Believe it or not; but this section of the brumby’s jaw can determine alot about the brumby, including age and sex.
Ultimately from my observations I believe that this brumby was a colt at approximately the age of 3.
I hope you have enjoyed my interesting investigation!
1. The horse only breathes through its nostrils. They do not breathe through their mouths unless they have an injury or abnormality to the soft palate.
2. At canter and gallop normal horses take one breath perfectly in time with one stride.
3. The amount of air moved in and out of the lungs increases in direct proportion to how fast the horse is running.
4. When horses inhale during exercise, around 90% of the resistance (obstruction) to air movement is in the airways that are in the head, namely, the nostrils, the nasal passages, and the larynx. But when horses are exhaling the majority of resistance to air movement (55%) is in the airways within the lung.
5. If you tighten a horse’s girth too much, it will affect the horse’s performance–not because of constricting the chest and preventing the lungs from expanding, but because it decreases the effectiveness of the muscles around the front of the chest and shoulder that move the forelegs.
6. Horses do not breathe by expanding and contracting their chests during the canter and gallop. They expand and contract the chest when breathing at rest, when breathing at walk and trot, and perhaps most noticeably when blowing hard after exercise. But during canter and gallop all air movement comes from movement of the diaphragm.
7. Horses hold their breath over jumps and do not breathe again until they land, starting with breathing out.
8. You cannot train the respiratory system of the horse. The amount of air moved in and out by an unfit horse at a fixed speed will be the same six months later when that horse is fully fit.

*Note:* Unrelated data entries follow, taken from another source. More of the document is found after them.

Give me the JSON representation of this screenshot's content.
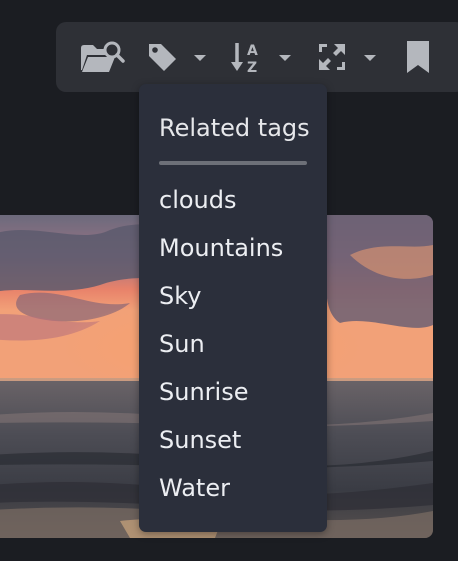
{
  "toolbar": {
    "buttons": [
      {
        "icon": "folder-search-icon"
      },
      {
        "icon": "tag-icon",
        "has_dropdown": true
      },
      {
        "icon": "sort-alpha-down-icon",
        "has_dropdown": true
      },
      {
        "icon": "expand-icon",
        "has_dropdown": true
      },
      {
        "icon": "bookmark-icon"
      }
    ]
  },
  "dropdown": {
    "header": "Related tags",
    "items": [
      "clouds",
      "Mountains",
      "Sky",
      "Sun",
      "Sunrise",
      "Sunset",
      "Water"
    ]
  },
  "colors": {
    "page_background": "#1b1d22",
    "toolbar_background": "#2e3036",
    "dropdown_background": "#2b2f3b",
    "icon_color": "#b4b7bd",
    "text_color": "#eceef2",
    "divider_color": "#6d7078"
  }
}
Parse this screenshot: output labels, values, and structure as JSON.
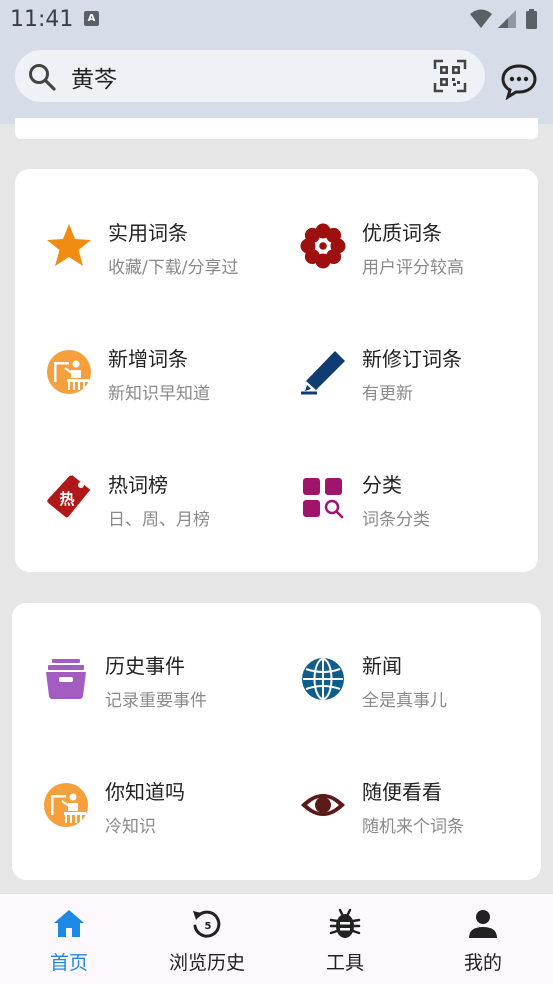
{
  "status_bar": {
    "time": "11:41",
    "notification_letter": "A"
  },
  "search": {
    "query": "黄芩"
  },
  "sections": [
    {
      "items": [
        {
          "title": "实用词条",
          "subtitle": "收藏/下载/分享过",
          "icon": "star-icon",
          "color": "#f08c12"
        },
        {
          "title": "优质词条",
          "subtitle": "用户评分较高",
          "icon": "flower-icon",
          "color": "#9e1010"
        },
        {
          "title": "新增词条",
          "subtitle": "新知识早知道",
          "icon": "teacher-icon",
          "color": "#f5a03c"
        },
        {
          "title": "新修订词条",
          "subtitle": "有更新",
          "icon": "pencil-icon",
          "color": "#0f3d73"
        },
        {
          "title": "热词榜",
          "subtitle": "日、周、月榜",
          "icon": "hot-tag-icon",
          "color": "#b21818",
          "badge": "热"
        },
        {
          "title": "分类",
          "subtitle": "词条分类",
          "icon": "category-icon",
          "color": "#a0146e"
        }
      ]
    },
    {
      "items": [
        {
          "title": "历史事件",
          "subtitle": "记录重要事件",
          "icon": "archive-box-icon",
          "color": "#a35cc0"
        },
        {
          "title": "新闻",
          "subtitle": "全是真事儿",
          "icon": "globe-icon",
          "color": "#0f5d8c"
        },
        {
          "title": "你知道吗",
          "subtitle": "冷知识",
          "icon": "teacher-icon",
          "color": "#f5a03c"
        },
        {
          "title": "随便看看",
          "subtitle": "随机来个词条",
          "icon": "eye-icon",
          "color": "#5a1a1a"
        }
      ]
    }
  ],
  "bottom_nav": [
    {
      "label": "首页",
      "icon": "home-icon",
      "active": true,
      "history_count": ""
    },
    {
      "label": "浏览历史",
      "icon": "history-icon",
      "active": false,
      "history_count": "5"
    },
    {
      "label": "工具",
      "icon": "bug-tool-icon",
      "active": false,
      "history_count": ""
    },
    {
      "label": "我的",
      "icon": "person-icon",
      "active": false,
      "history_count": ""
    }
  ],
  "colors": {
    "accent": "#1e88e5",
    "header_bg": "#d6dde8",
    "page_bg": "#e6e6e6"
  }
}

9. The pressure in the blood vessels within the horse’s lungs during galloping is four to five times higher than resting pressure.
10. If all the airways in the lung were opened out and laid flat on the ground, they would occupy a total area equivalent to 10 tennis courts.
Reference: Marlin, D. (2007). The Airways and Lungs.
During the stance phase of a limb in lateral movements; landing is initiated on one aspect of the hoof while propulsion is initiated on the opposite side of the hoof (as seen in the image). This results in placement of asymmetrical loads at the articular surface as well as asymmetrical traction on the collateral ligaments, which could cause damage to horses with existing ligament or joint pathology.
During each step, the pressures on the hoof pass from one side to the other, placing asymmetrical stress on the ligaments (tension) and joint surfaces (pressure) with translocation of these forces. This means that horses with pre-existing articular problems should not undertake these exercises, or they should be done with caution, as they are at risk of perpetuating the problem.
The addition of these ligamentous stresses to the normal biomechanical loads means that exercises involving lateral movements should only be undertaken after a long warm-up, which stretches the collateral ligaments through their viscoelastic nature. However, the excessive biomechanical stresses can be limited if the horse is trained on soft ground. Alternatively, lateral movements can be used to warm-up the collateral ligaments of the lower joints in order to prepare the horse for more stressful exercises such as the pirouette.
Despite the few musculoskeletal disadvantages, lateral movements offer several advantages in physical preparation and training of the athletic horse.
They place certain prominent muscular groups under variable degrees of contraction and lengthening and improve the overall length and efficacy of movement. E.g. the gluteal muscles improve overall impulsion of the hindlimbs, the iliopsoas muscle facilitates and increase in lumbosacral mobility and hindlimb engagement, and the pectoral muscles increase the forwardness of the forehand.
Lateral movements also work groups of muscles that are infrequently or rarely used. In particular, the encourage development of the adductor and abductor muscles and activate certain deep muscle muscles.
If your horse is experiencing muscle restrictions during lateral movements, schedule an appointment today with MEL Equine for a full assessment on 0423 051 781 or by messaging the page.
If there is a specific topic or horse related question you would like discussed or answered. Please let me know!!
Benefit #1: Flexion of the neck and, therefore, the thoracic spine results in a separation between each of the spinous processes of the thoracic vertebrae. It is therefore a pain relieving position in horses ‘kissing spine’ and represents a real physiotherapeutic treatment. This can also be achieved by stretching in hand using a treat (carrot) to bring the horses neck downward toward their front legs.
Benefit #2: Strong traction by the nuchal ligament, which inserts onto the spinous processes of the withers, results in flexion of the thoracic spine along its entire length. The back consequently arches, directly under the saddle which therefore supports the rider. This can be used to advantage in a couple of situations.
Benefit #3: Arching of the thoracic spine induces elongation of the erector spinae muscle and the juxtavertebral (multifidus) muscles, which work during lengthening. Elongation of these extensor muscles of the vertebral column increases the efficiency of their contraction during sport exercises; therefore, thoracic flexion along with efficient abdominal contraction is a valuable tool in the preparation of athletic fitness.
If you feel that your horse does not willingly stretch forward or downward, schedule an appointment with MEL Equine today; to aid in the release of muscle restrictions that may be present and improve your horses well being.